People can bring positive change in the situation, and still have not lost since. But all disappointed and silent and the silence of no benefit to the country and our people. After of being war in the country, the ICRC is still providing a range of services to those affected by armed conflict in Afghanistan. These include supporting medical facilities, providing emergency assistance materials, visiting detainees, putting families back in touch and educating children about the dangers of unexploded munitions.
In an interview with Shelia Babori, the exiled Afghan author Atiq Rahimi criticizes the West's donor mentality in reconstructing Afghanistan and the indolence of the Afghan people, who he says have grown too accustomed to depending on foreign aid.

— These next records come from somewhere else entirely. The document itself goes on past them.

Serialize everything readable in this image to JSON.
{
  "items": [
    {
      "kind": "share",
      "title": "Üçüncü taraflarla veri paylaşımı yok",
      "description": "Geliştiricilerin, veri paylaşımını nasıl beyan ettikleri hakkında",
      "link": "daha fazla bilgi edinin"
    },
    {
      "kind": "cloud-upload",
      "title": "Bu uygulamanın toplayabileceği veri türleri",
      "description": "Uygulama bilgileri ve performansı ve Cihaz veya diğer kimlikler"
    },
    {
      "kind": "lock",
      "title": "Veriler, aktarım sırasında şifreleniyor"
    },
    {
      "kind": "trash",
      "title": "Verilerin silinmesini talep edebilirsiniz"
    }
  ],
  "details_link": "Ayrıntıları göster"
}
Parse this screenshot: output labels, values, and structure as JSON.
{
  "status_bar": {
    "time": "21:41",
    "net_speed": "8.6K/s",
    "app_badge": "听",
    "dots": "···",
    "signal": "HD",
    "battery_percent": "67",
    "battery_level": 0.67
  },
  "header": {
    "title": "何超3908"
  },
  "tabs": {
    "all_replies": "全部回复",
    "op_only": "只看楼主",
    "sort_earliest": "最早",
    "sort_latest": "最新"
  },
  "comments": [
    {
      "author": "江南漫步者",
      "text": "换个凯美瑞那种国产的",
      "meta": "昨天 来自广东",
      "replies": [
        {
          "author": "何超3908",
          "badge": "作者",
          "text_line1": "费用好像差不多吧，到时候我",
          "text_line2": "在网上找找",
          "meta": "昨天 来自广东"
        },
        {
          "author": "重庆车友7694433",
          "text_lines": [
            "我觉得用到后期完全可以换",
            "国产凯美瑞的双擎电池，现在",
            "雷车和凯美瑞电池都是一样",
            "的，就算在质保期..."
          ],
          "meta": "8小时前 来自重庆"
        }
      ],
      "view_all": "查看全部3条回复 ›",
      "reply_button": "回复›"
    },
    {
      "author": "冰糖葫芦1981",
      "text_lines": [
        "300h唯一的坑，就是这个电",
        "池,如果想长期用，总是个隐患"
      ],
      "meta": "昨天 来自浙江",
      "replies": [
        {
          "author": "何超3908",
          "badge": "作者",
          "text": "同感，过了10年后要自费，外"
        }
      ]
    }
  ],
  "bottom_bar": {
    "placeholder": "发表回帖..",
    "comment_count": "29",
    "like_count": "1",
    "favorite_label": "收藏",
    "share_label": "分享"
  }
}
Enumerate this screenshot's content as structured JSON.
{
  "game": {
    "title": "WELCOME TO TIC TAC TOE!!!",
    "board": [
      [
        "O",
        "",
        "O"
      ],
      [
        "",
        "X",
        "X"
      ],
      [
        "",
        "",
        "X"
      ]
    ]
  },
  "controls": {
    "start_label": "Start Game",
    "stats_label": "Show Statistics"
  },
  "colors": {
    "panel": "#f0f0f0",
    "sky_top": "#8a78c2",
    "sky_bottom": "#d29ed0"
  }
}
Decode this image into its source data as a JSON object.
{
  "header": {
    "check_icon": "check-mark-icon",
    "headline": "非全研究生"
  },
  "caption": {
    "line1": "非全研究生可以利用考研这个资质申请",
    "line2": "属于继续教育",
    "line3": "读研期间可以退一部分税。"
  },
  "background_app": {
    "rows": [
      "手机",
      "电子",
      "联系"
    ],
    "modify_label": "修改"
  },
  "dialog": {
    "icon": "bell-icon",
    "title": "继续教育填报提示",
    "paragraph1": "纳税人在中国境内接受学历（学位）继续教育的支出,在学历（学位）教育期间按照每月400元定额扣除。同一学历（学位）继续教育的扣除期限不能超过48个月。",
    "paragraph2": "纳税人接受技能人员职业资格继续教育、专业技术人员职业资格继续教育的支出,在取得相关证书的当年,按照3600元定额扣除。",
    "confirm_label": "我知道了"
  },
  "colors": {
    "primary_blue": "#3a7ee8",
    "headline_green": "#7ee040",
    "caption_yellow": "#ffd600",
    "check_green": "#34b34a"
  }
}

Mr Rahimi, you have always placed your hopes in the political reconstruction of Afghanistan after the fall of the Taliban and supported this process. Yet now, shortly before the withdrawal of Western troops, it is apparent that the Afghan government is clearly far too weak to take control of the whole country. The Taliban currently has more power than it did before. How do you see Afghanistan's political future?
Atiq Rahimi: It is not yet certain that all foreign troops will leave Afghanistan in 2014. As far as I know, US President Obama's most recent proposal was for part of the military to remain. The subject of Afghanistan is regrettably fraught with a great deal of pain and suffering. Neither the Afghans nor the West took advantage of the opportunity we had 11 years ago.